By Deena Pantalone

While money and morals don’t always align, in the race to reach Net Zero the opportunity for innovators is immense. In our 2023 issue of the Sustainable Proptech Canada report, we conducted research across Canada using a variety of databases while talking to dozens of experts in the industry to find companies that are not yet listed on public sources. The result is an even deeper dive than last year’s report, with a broader perspective on innovators in our industry.

The findings are gratifying. Canada is in the forefront of the sustainable movement; in fact, we stand second in the world in LEED certified buildings. We have found there is a general consensus in Canada that sustainability is essential, and action must be taken. The question, of course, is: What action should that be?

Financial incentives propel change

The hard fact is that the built world is responsible for 40 per cent of all carbon emissions. That’s why governments are enacting regulations to incentivize buildings to become more efficient and to penalize those that don’t comply. Financial incentives propel change. It’s the catalyst that is going to drive the world to Net Zero.

We are in a high-cost environment balancing fiscal responsibility with environmental responsibility. If renewable/sustainable solutions are not cheaper and better than their alternatives, they simply won’t be adopted. Luckily, momentum is growing from investors, lending institutions and the market at large to support these upgrades. The report highlights how industry leaders are aligning those two factors to ensure a more sustainable future. Global real estate leaders are pivoting rapidly towards adoption of innovation as we move towards our 2030 Net Zero goals.

Companies that lease commercial space have their own sustainability mandates and often have to report on their carbon footprint.
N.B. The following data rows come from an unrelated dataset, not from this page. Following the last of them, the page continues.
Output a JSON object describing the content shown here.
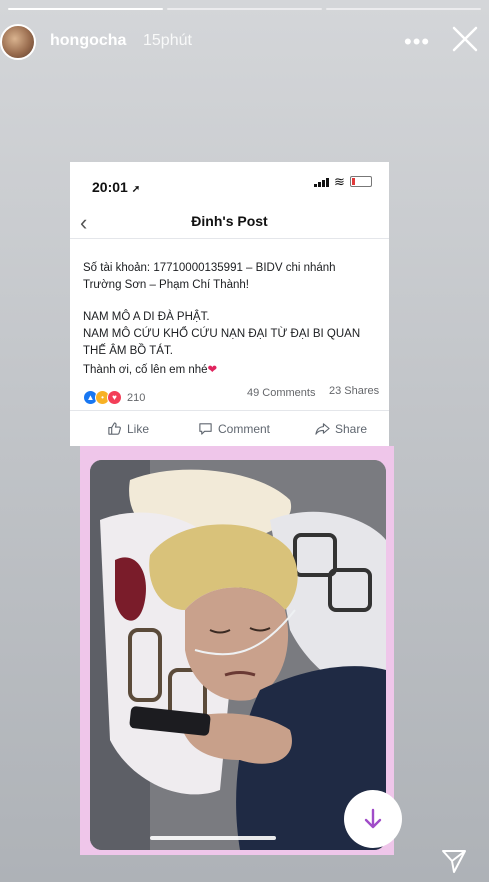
{
  "story": {
    "username": "hongocha",
    "time": "15phút",
    "progress_segments": 3,
    "progress_active": 1,
    "more_icon": "more-icon",
    "close_icon": "close-icon",
    "send_icon": "send-icon"
  },
  "phone": {
    "clock": "20:01",
    "location_arrow": "➚",
    "nav_title": "Đinh's Post",
    "back_icon": "‹"
  },
  "post": {
    "line1": "Số tài khoản: 17710000135991 – BIDV chi nhánh",
    "line2": "Trường Sơn – Phạm Chí Thành!",
    "line3": "NAM MÔ A DI ĐÀ PHẬT.",
    "line4": "NAM MÔ CỨU KHỔ CỨU NẠN ĐẠI TỪ ĐẠI BI QUAN",
    "line5": "THẾ ÂM BỒ TÁT.",
    "line6": "Thành ơi, cố lên em nhé",
    "heart": "❤",
    "reaction_count": "210",
    "comments": "49 Comments",
    "shares": "23 Shares"
  },
  "actions": {
    "like": "Like",
    "comment": "Comment",
    "share": "Share"
  },
  "colors": {
    "fb_blue": "#1877f2",
    "frame_pink": "#efc6ea",
    "swipe_arrow": "#a04cc8"
  }
}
Even renters and homeowners are seeking out more sustainable dwellings. For years, the climate challenge has been framed as a collective-action problem. Today, fixing the climate has significant economic benefits, and businesses are finding opportunities to capitalize on this.

Innovative proptech industry
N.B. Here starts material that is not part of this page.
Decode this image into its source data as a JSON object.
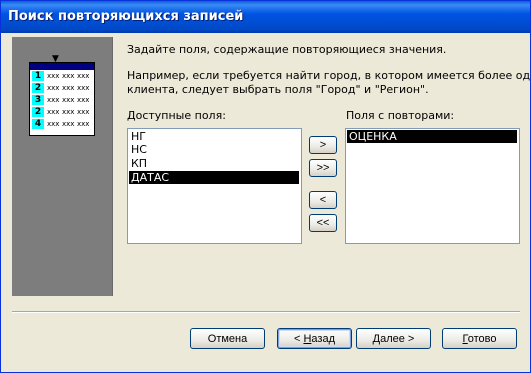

Sustainability can be defined in many ways. While the bulk of our report focuses on technologies, we also wanted to address social sustainability in the property industry. A key measure of this is housing affordability since having unaffordable and inequitable housing is simply not sustainable. Technology will play a vital role in helping to solve this issue and our studies show just how innovative Canada’s proptech industry has become.

Climate tech is increasingly seen as a source of national prosperity, jobs and geopolitical advantage. New materials are being developed and new construction methods are being tested. Software, sensors, AI, virtual and augmented reality are all being adapted to the built world to help make it more efficient, sustainable and profitable.

In the report we have created a Proptech Map outlining four sectors of the industry: Sustainable Construction, Smart Cities, Analytics/Research and Asset Management. It’s a detailed list of some of Canada’s most exciting technologies and trends that are driving sustainable innovation. There is even information on sustainable lending products from the top six banks in Canada.

Sustainable development

The report also includes articles and insight from industry leaders such as, Jon Love (Kingsett Capital), Mazyar Mortazavi (TAS Impact) and Jen Green (Greenwin), to name a few. And throughout, you will find data, facts and charts outlining the current landscape and the potential for sustainable development in Canada.

We see incredible opportunity for adoption and investment in the property and technology sector. Change is essential. It can also be very profitable for those who lead the way.

To obtain a copy of the report, visit sustainableproptech.com.

Deena Pantalone is Founder and Managing Partner, Venturon. venturon.com